The clinical trials space these days is an alphabet soup of technologies: CTMS (clinical trial management systems); CDM (clinical
data management); CDR (clinical data repositories); eCTD (electronic common technical document); and many more. But the technology
with the most promise for transforming the way clinical trials are performed (and for driving everyone mad throughout implementation)
is EDC—electronic data capture. It's taken more than a decade, but today most big pharma companies—and a fair number of smaller
ones—are using some form of EDC in clinical trials. The early adopters might have experienced some growing pains, but the
benefits seem to be outweighing the high cost of implementation. Few companies would consider going back to paper-based trials.
"Technology is primarily what's driving improved operational efficiency in clinical development today," says Gary Tyson, senior
vice president, practice area leader at consulting firm Campbell Alliance. "And EDC is probably the one technology that more
companies are embracing for the first time than any other tool."
The key benefits of EDC are well known and hard to ignore: speed and efficiency. With paper trials, it takes, on average,
three months to close out after the last subject is accounted for.
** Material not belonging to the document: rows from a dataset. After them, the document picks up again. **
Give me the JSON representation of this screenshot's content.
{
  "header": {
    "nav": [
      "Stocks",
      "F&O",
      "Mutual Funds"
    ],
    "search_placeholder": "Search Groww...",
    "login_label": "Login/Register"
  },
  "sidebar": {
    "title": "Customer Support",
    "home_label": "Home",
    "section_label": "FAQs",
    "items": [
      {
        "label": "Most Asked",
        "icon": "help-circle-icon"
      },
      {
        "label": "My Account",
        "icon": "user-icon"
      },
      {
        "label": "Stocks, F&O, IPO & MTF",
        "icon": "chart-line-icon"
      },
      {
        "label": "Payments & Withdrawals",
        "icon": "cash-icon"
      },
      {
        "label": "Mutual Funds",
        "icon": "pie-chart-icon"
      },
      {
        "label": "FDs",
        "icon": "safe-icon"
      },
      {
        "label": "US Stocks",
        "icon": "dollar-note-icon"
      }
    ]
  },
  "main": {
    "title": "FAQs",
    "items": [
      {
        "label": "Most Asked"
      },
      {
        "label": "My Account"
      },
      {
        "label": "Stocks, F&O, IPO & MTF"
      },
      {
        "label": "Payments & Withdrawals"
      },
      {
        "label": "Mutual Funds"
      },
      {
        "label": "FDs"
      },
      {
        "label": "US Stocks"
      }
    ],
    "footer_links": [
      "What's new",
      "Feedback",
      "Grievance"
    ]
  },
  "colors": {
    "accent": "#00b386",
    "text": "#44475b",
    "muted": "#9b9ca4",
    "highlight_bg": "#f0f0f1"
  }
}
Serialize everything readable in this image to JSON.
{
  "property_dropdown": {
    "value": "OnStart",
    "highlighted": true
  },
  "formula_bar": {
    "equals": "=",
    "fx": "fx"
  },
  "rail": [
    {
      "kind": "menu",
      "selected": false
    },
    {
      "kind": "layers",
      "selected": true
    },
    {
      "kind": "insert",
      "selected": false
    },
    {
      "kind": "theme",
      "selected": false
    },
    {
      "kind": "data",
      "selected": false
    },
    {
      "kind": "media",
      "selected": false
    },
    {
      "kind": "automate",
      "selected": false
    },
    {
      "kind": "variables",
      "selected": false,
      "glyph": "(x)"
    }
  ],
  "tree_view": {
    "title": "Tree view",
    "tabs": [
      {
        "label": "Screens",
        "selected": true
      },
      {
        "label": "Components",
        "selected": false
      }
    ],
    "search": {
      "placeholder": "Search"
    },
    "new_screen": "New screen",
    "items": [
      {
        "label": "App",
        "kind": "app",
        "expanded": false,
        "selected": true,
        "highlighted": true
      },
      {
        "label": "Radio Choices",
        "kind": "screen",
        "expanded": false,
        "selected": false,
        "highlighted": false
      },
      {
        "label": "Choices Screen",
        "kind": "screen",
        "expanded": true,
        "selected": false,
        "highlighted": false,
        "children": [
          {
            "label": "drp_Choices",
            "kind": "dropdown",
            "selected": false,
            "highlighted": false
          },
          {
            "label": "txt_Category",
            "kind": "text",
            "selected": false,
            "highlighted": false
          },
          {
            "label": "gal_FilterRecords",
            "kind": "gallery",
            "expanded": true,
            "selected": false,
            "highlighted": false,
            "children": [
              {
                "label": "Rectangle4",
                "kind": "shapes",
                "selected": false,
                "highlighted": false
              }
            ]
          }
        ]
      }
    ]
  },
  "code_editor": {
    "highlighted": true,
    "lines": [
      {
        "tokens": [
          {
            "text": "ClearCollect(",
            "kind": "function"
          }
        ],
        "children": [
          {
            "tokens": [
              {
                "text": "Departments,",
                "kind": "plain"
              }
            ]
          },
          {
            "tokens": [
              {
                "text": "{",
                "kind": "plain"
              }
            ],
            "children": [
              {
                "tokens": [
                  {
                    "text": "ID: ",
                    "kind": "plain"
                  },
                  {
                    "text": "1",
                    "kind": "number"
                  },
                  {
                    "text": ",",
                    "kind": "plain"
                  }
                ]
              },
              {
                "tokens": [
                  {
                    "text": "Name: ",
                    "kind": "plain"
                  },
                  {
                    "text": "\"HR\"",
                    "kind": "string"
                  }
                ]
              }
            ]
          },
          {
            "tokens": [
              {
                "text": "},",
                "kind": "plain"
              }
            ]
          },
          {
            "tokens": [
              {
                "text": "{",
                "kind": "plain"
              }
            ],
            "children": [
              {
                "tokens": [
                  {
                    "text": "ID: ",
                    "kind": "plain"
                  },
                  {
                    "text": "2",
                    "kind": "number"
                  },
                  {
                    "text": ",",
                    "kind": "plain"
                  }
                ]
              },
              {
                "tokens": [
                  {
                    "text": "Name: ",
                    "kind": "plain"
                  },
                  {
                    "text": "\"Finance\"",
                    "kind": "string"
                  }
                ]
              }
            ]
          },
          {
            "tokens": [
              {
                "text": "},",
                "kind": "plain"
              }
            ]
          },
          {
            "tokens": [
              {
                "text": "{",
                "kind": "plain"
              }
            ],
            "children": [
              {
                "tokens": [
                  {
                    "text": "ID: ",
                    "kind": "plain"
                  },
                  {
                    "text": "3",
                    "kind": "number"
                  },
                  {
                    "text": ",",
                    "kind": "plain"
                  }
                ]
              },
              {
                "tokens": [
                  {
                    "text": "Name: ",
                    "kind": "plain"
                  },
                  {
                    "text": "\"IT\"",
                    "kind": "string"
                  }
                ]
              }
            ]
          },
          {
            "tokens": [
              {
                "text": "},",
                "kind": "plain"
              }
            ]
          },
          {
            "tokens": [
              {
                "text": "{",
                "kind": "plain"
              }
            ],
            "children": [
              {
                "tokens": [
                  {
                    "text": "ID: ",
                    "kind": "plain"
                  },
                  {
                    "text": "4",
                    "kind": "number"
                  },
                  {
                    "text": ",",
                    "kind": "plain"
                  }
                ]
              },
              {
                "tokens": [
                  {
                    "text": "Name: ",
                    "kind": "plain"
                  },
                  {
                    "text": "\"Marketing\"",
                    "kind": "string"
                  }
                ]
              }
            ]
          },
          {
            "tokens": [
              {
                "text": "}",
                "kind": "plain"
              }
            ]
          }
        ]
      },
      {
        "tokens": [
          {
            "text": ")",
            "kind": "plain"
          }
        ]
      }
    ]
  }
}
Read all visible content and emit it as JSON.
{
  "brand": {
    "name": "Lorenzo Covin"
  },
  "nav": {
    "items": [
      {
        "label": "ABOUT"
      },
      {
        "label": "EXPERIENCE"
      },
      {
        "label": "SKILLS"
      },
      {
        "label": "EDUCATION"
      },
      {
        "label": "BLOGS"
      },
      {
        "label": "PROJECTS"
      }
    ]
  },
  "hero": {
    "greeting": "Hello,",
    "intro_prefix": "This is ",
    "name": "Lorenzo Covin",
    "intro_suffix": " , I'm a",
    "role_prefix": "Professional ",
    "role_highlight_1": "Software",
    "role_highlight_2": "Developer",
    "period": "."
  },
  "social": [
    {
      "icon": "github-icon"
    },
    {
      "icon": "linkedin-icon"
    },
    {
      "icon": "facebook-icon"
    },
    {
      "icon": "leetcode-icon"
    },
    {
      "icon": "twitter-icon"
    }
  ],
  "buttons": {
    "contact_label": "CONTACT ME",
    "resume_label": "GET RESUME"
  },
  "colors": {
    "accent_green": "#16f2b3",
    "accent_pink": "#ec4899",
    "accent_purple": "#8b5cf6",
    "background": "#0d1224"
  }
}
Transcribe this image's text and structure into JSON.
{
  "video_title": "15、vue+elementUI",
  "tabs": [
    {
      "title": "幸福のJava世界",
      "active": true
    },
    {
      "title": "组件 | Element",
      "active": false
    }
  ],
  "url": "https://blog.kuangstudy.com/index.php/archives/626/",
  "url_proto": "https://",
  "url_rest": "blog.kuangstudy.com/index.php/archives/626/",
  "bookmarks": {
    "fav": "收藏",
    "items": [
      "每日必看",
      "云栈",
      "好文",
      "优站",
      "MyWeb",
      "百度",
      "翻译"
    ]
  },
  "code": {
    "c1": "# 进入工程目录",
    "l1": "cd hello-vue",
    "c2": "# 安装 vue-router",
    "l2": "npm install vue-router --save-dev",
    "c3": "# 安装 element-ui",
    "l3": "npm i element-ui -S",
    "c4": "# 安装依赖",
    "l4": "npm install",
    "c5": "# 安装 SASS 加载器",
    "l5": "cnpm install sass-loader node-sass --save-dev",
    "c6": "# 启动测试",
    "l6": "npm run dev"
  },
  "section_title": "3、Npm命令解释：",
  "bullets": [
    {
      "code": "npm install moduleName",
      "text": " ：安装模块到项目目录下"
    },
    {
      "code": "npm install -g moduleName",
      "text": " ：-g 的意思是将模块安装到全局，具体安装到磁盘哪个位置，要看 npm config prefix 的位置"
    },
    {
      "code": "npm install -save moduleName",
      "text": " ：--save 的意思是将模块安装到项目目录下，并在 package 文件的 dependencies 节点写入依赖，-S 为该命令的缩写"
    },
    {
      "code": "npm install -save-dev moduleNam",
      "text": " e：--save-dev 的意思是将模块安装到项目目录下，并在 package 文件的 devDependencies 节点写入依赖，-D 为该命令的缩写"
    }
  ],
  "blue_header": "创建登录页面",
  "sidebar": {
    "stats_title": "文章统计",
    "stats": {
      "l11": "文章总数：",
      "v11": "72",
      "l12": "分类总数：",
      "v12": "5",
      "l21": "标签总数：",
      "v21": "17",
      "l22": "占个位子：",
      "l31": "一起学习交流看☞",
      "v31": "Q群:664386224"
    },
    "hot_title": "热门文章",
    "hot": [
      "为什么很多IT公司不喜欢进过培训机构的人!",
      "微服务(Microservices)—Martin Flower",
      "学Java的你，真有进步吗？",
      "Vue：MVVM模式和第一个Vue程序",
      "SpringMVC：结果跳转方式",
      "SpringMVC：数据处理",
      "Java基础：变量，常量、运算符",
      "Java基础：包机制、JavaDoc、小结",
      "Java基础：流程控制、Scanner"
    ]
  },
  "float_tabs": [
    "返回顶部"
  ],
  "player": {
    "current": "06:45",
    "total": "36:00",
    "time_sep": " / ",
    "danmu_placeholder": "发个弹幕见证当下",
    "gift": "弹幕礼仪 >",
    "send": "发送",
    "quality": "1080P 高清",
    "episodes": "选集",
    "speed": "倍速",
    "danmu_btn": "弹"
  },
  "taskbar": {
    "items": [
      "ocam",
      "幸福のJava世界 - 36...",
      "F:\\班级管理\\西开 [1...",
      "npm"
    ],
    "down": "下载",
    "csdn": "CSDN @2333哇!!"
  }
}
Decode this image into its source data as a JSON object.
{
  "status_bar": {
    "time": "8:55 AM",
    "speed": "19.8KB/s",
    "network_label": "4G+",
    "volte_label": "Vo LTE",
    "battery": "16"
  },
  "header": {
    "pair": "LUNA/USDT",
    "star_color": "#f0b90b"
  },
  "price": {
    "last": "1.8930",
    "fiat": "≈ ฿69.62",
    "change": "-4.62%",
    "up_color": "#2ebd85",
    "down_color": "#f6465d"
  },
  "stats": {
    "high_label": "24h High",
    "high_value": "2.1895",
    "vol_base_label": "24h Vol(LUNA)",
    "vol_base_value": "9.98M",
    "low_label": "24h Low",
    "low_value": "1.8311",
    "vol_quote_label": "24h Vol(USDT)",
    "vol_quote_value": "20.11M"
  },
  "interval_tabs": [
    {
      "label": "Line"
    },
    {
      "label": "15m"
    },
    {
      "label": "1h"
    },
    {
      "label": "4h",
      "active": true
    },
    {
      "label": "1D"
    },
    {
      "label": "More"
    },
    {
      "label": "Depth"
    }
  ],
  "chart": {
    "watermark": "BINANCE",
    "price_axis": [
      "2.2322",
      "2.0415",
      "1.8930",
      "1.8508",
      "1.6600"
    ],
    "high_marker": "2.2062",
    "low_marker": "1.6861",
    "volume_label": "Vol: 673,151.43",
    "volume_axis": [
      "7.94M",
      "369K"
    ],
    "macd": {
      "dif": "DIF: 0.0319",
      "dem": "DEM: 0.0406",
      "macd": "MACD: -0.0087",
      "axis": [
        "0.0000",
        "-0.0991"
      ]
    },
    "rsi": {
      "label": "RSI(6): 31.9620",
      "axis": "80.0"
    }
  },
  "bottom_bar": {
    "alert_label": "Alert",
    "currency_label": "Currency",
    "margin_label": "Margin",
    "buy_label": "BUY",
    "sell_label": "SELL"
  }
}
With an EDC study, the average is closer to three weeks.
Unlike paper trials, doctors can review test information moments after it's entered into the system, and data can be queried
as it is processed. At the end of the trial, the only difference between the last subject and the middle subject is that it's
just the last new piece of data entering the database.
So why hasn't every pharma company jumped at the chance to implement EDC? One word: standards. There aren't any.
Or, more accurately, there aren't enough. With more than 30 companies offering data-capture systems, not much guidance to
date from FDA, and a strong build-it-yourself tradition at many pharma companies, EDC systems vary considerably. And that
creates problems: problems in getting the various components of the clinical trials system to talk with each other and problems
training and managing doctors and others at the actual research sites. In the past, investigators and staffs have been forced
to learn and relearn EDC systems with little consistency in how they operate. That needs to change.
This is not to say there's been no progress on standards. Over the past few years, some key steps have been taken. Most recently,
in May, FDA released Computerized Systems Used in Clinical Investigations, its latest guidance for industry on the subject. The 10-page document is general in scope and offers only broad criteria:
limiting access to only key users, ensuring that there is an audit trail, using date stamps and security safeguards, properly
training users, and the like.
And, of course, the not-for-profit Clinical Data Interchange Standards Consortium (CDISC) is continuing its standards-setting
work, with an eye toward providing integrated standards for the entire clinical research process by 2010. Five standards are
ready for implementation, most notably the Study Data Tabulation Model (SDTM), which was designed to support the metadata
flow from operational database to regulatory submission. CDISC recently announced that it would lead the Clinical Data Acquisition
Standards Harmonization (CDASH) project, a project to respond to one of FDA's Critical Path "opportunities" by developing
a standard approach to case report forms (CRFs). This project, in conjunction with another CDISC initiative to ease importation
of CRF data into electronic medical records, should go a long way toward integrating clinical research and medical practice.
But results are months or years off, and some pharma companies need a quicker, if temporary, solution. Several pharma companies,
including Bristol-Meyers Squibb, have formed a consortium with their mutual EDC vendor, Oracle, to find ways to harmonize
some of the training for remote sites.